Or, could the city come up with a different permit that allows residents to close streets temporarily, like Seattle does, asks Geeting, to create more opportunities for people to be outside, especially during the pandemic.
“They need to come up with something that’s sort of similar, but more attuned to the details of the situation right now,” Geeting said.
“We’d like to see neighborhoods be able to have a network of streets that people can use.”
But for now, that’s not something that the city is considering.
While “Playstreets provide a safe place for kids to play outside without worrying about traffic, the primary focus of the program is to provide nutritious meals to kids when school is not in session,” said Maita Soukup, a spokesperson for Parks and Rec.
A program run by ‘everyday heroes’
Soukup said the city is nonetheless working hard to modify and enhance the program to meet the demands of operating while the coronavirus is present within the community.
Usually, the city provides block supervisors like Contreras with a variety of toys and play equipment such as balls, frisbees, and hula hoops. With group activities and sports suspended because of the virus, those will have to change.
“We are rethinking some of the equipment and play supplies we provide to encourage individual activities or ones that encourage safe social distancing,” Soukup said.
There is no shortage of models to look at as the city rethinks the program.
One strong example can be found in Los Angeles, where a nonprofit group, Kounkuey Design Initiative, worked with city officials, to convert streets into spaces for recreation. Portable play pieces called “Wobbles” and other mobile furniture helped activate their Play Streets.
While Soukup declined to name groups involved in the city’s Playstreets revamp, she said a number of local and national “play partners” would help reimagine recreational opportunities that take social distancing and public health into account.
Contreras, from Hope Street, worries about how the coronavirus would affect her Playstreet this summer. She hopes some of the parents who have participated in the past can help her feed the kids and encourage them to wear masks, use hand sanitizer and keep a distance.
“Cause you know, I want them to come daily and be healthy. I don’t want anyone getting sick of this,” she said.
Contreras said having a space for kids to play safely is important, especially this year. But what grabbed her 15 years ago, and still does, is the free food.
Being a supervisor is a lot of work and responsibility, she said. The supervisor has to fill out the paperwork, go to meetings, and then open and close the street every day from June to August. The volunteer has to receive meals and snacks and serve the food to the kids, and then clean all the mess.
But it’s all worth it, she said, knowing the young people she feeds would go hungry without her work.
Plus she enjoys seeing them grow. She likes talking with them, and teaching them how to eat healthfully.
“When you are giving food away to a child that needs to be fed in the summertime, and it’s a great help…then you sit back and you do your paperwork,” Contreras said. “You did your job. Your job is really feeding these children. The rest is easy.”

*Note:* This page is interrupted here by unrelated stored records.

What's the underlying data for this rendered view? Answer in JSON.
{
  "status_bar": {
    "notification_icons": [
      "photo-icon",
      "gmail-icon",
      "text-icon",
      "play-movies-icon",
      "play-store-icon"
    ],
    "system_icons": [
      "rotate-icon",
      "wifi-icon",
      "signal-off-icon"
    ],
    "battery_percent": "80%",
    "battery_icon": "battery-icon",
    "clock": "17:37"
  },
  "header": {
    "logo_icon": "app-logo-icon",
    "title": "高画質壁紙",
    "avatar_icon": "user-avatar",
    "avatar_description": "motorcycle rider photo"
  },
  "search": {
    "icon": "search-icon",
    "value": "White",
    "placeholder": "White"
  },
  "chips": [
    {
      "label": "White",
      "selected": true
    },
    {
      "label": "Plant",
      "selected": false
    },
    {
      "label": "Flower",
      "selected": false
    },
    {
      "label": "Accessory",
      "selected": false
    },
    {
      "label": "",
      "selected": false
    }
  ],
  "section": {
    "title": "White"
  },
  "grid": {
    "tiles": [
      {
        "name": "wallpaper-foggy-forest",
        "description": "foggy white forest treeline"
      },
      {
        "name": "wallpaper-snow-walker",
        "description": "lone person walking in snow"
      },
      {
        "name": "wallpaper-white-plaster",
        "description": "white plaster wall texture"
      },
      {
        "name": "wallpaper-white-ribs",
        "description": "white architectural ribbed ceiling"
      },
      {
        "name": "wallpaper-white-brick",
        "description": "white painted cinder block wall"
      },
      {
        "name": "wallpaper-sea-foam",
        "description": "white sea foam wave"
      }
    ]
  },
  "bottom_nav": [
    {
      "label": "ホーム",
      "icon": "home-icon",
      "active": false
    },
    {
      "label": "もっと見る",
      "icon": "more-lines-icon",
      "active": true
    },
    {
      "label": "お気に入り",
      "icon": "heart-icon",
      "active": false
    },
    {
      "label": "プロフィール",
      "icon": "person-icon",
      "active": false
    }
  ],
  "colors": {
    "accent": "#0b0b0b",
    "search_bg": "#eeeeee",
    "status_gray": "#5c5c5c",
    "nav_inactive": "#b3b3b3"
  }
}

WHYY is one of over 20 news organizations producing Broke in Philly, a collaborative reporting project on solutions to poverty and the city’s push towards economic justice. Follow us at @BrokeInPhilly.